After the last shutdown, the majority leader appeared ready for some normalcy on Capitol Hill. The decision by McConnell; Senator Chuck Schumer of New York, the Democratic leader; and Speaker Nancy Pelosi to appoint a 17-member conference committee to produce a bill that would fund the government through the end of the current fiscal year effectively sidelined the White House from the talks, according to congressional aides from both parties.
Largely absent was Jared Kushner, the president’s son-in-law, who bragged that he was instrumental in securing a bipartisan criminal justice bill last year but who aggravated Republicans and Democrats alike in December by advising the president to embrace the shutdown.
Kushner was present in the Oval Office for a few meetings between Trump and Senator Richard C. Shelby of Alabama, the chairman of the Appropriations Committee, according to a congressional aide. But Kushner, who has fashioned himself as the Trump White House’s master dealmaker, said he was stepping back to focus on a far more ambitious project, Middle East peace, according to two senior administration officials.
Absent, too, was Vice President Mike Pence, whom the president consistently undercut in December during the first round of shutdown talks when he offered compromise solutions. Republican senators repeatedly questioned the vice president on whether he was speaking for himself or the president when he weighed in on topics related to the negotiations.
Then, as negotiators closed in on a deal, Pence flew away — for a trip to Europe.
Left to their own devices, congressional negotiators began their work in earnest on Jan. 29, when Representative Nita M. Lowey, a New York Democrat who chairs the House Appropriations Committee, convened a meeting of party lawmakers in Schumer’s ornate office to settle on a unified strategy.

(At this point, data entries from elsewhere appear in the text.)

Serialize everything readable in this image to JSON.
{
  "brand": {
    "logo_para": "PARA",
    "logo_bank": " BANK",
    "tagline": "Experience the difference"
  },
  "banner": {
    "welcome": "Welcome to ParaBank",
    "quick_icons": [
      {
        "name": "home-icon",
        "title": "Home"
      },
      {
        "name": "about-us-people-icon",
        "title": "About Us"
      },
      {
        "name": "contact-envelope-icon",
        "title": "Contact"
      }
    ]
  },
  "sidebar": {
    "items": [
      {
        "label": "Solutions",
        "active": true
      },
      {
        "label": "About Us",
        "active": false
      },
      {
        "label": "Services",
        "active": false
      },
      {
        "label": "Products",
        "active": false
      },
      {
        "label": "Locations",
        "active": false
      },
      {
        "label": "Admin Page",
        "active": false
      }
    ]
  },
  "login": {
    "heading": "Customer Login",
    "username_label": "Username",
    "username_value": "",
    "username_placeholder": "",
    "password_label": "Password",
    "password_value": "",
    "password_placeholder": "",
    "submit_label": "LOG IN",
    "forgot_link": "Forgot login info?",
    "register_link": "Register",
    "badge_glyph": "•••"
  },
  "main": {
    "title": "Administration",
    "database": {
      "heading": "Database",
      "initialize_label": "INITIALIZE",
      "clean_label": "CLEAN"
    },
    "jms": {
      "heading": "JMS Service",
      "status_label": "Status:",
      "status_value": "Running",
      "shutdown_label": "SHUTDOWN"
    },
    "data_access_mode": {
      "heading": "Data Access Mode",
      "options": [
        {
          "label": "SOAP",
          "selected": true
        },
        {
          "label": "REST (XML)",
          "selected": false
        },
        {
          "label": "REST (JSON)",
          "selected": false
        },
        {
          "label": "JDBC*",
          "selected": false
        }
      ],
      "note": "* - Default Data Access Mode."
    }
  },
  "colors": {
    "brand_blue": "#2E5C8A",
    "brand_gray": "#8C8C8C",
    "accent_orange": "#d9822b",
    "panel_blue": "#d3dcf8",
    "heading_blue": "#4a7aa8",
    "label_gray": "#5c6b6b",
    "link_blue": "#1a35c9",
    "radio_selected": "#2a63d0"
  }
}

They agreed to table some of the most complex immigration issues, including the fate of young immigrants brought to the country illegally as children, to focus on keeping the mileage and funding for any border barrier as stingy as possible, according to Democratic aides.
Lowey and Shelby had little difficulty arriving at a general range for barrier funding. Both sides agreed to authorize $1.3 billion to $1.6 billion for fencing, which wasn’t a hard call considering both chambers of Congress had already passed legislation last year authorizing similar expenditures — only to be rejected by Trump. They ended up approving $1.375 billion for 55 miles of steel-post fencing, 10 miles less than the deal that they had reached over the summer — and that the president had rejected.
By Monday night, the negotiators had reached an agreement.
That is when McConnell’s troubles really began.
McConnell, burned by the last round of negotiations that led to the shutdown in December, concluded that none of Trump’s previous emissaries to Capitol Hill could be trusted to speak for a president prone to changing his position on a whim.
McConnell viewed his role as equal parts cajoler and instructor. He patiently (and fruitlessly) argued against the emergency declaration, which he sees as usurping congressional authority to splinter Senate Republicans. He also used the check-ins to collect intelligence about Trump’s mindset.
To sell the president on the deal, he argued that it was a “big down payment” on the wall and offered to support moves by the president to transfer some funding from other agencies to border barrier projects if he ditched the emergency declaration. But the core of his case, people close to McConnell said, was the argument that the deal reached by negotiators was actually a “victory” over Pelosi, thanks to his success in fighting attempts to reduce the number of detention beds.
Trump never really bought it.
But McConnell is nothing if not adaptable. Early Thursday, McConnell gave in to Trump’s demand on the state of emergency, hoping that his willingness to compromise would keep the president from rejecting the bill. It worked.